# Problem 1.7 in Humphreys' Lie algebra book

So, according to Humphreys:$$\mathfrak{gl}_n$$ is all $$n \times n$$ matrices, $$\mathfrak{sl}_n$$ is $$n\times n$$ matrices with sum of diagonal elements (trace) equal to zero and $$\mathfrak{s}_n$$ is set of all $$\lambda I$$ where $$\lambda \in F$$ (underlying field) and $$I$$ is the identity matrix (diagonal matrix having only 1 on the diagonal). He claims that $$\mathfrak{gl}_n = \mathfrak{sl}_n+\mathfrak{s}_n$$. This is just purely wrong, with his definitions. Consider

$$A = \begin{bmatrix} 1 & 2\\ 0 & 2 \end{bmatrix}$$

How is this a sum of scalar matrix and matrix having trace zero? What he should have said is : matrices in $$\mathfrak{gl}_n$$ that only have one eigenvalue, as those are known to be $$\lambda I + N$$ where $$N$$ is nilpotent matrix... or something... am I bonkers or right?

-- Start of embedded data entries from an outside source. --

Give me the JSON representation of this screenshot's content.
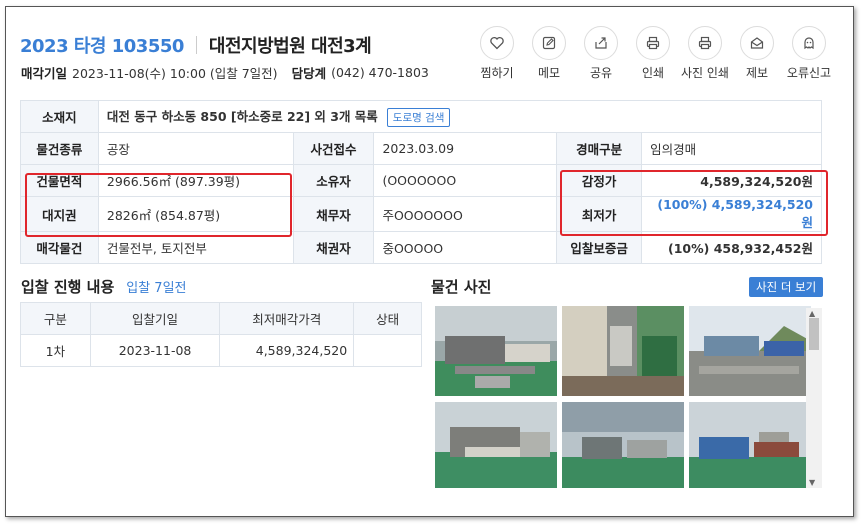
{
  "header": {
    "case_no": "2023 타경 103550",
    "court": "대전지방법원 대전3계",
    "sale_date_label": "매각기일",
    "sale_date_value": "2023-11-08(수) 10:00 (입찰 7일전)",
    "dept_label": "담당계",
    "dept_value": "(042) 470-1803"
  },
  "actions": [
    {
      "label": "찜하기",
      "icon": "heart-icon"
    },
    {
      "label": "메모",
      "icon": "pencil-icon"
    },
    {
      "label": "공유",
      "icon": "share-icon"
    },
    {
      "label": "인쇄",
      "icon": "printer-icon"
    },
    {
      "label": "사진 인쇄",
      "icon": "printer-icon"
    },
    {
      "label": "제보",
      "icon": "envelope-icon"
    },
    {
      "label": "오류신고",
      "icon": "ghost-icon"
    }
  ],
  "info": {
    "location_label": "소재지",
    "location_value": "대전 동구 하소동 850 [하소중로 22] 외 3개 목록",
    "road_search": "도로명 검색",
    "type_label": "물건종류",
    "type_value": "공장",
    "received_label": "사건접수",
    "received_value": "2023.03.09",
    "auction_kind_label": "경매구분",
    "auction_kind_value": "임의경매",
    "building_area_label": "건물면적",
    "building_area_value": "2966.56㎡ (897.39평)",
    "owner_label": "소유자",
    "owner_value": "(OOOOOOO",
    "appraisal_label": "감정가",
    "appraisal_value": "4,589,324,520원",
    "land_right_label": "대지권",
    "land_right_value": "2826㎡ (854.87평)",
    "debtor_label": "채무자",
    "debtor_value": "주OOOOOOO",
    "minimum_label": "최저가",
    "minimum_value": "(100%) 4,589,324,520원",
    "sale_object_label": "매각물건",
    "sale_object_value": "건물전부, 토지전부",
    "creditor_label": "채권자",
    "creditor_value": "중OOOOO",
    "deposit_label": "입찰보증금",
    "deposit_value": "(10%) 458,932,452원"
  },
  "bid": {
    "title": "입찰 진행 내용",
    "subtitle": "입찰 7일전",
    "columns": [
      "구분",
      "입찰기일",
      "최저매각가격",
      "상태"
    ],
    "rows": [
      {
        "round": "1차",
        "date": "2023-11-08",
        "price": "4,589,324,520",
        "status": ""
      }
    ]
  },
  "photos": {
    "title": "물건 사진",
    "more_button": "사진 더 보기"
  },
  "colors": {
    "accent": "#3a7fd5",
    "highlight_box": "#e0262c",
    "header_cell": "#f3f6fa"
  }
}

• Besides the mathematical lesson learned from the answer, you could also learn the life lesson to tone down your language. Since now according to you, you are bonkers. Apr 18 at 19:15
• I identify as a clown.... so thankies Torsten! Apr 19 at 4:43

Well, you have$$\begin{bmatrix}1&2\\0&2\end{bmatrix}=\overbrace{\begin{bmatrix}-\frac12&2\\0&\frac12\end{bmatrix}}^{\phantom{\mathfrak{sl}_2}\in\mathfrak{sl}_2}+\overbrace{\begin{bmatrix}\frac32&0\\0&\frac32\end{bmatrix}}^{\phantom{\mathfrak{sl}_2}\in\mathfrak{s}_2}.$$More generally, if $$A\in\mathfrak{gl}_n$$, if $$D=\frac{\operatorname{tr}(A)}n\operatorname{Id}_n$$ and if $$S=A-D$$, then $$A=S+D$$, $$S\in\mathfrak{sl}_n$$, and $$A\in\mathfrak{s}_n$$.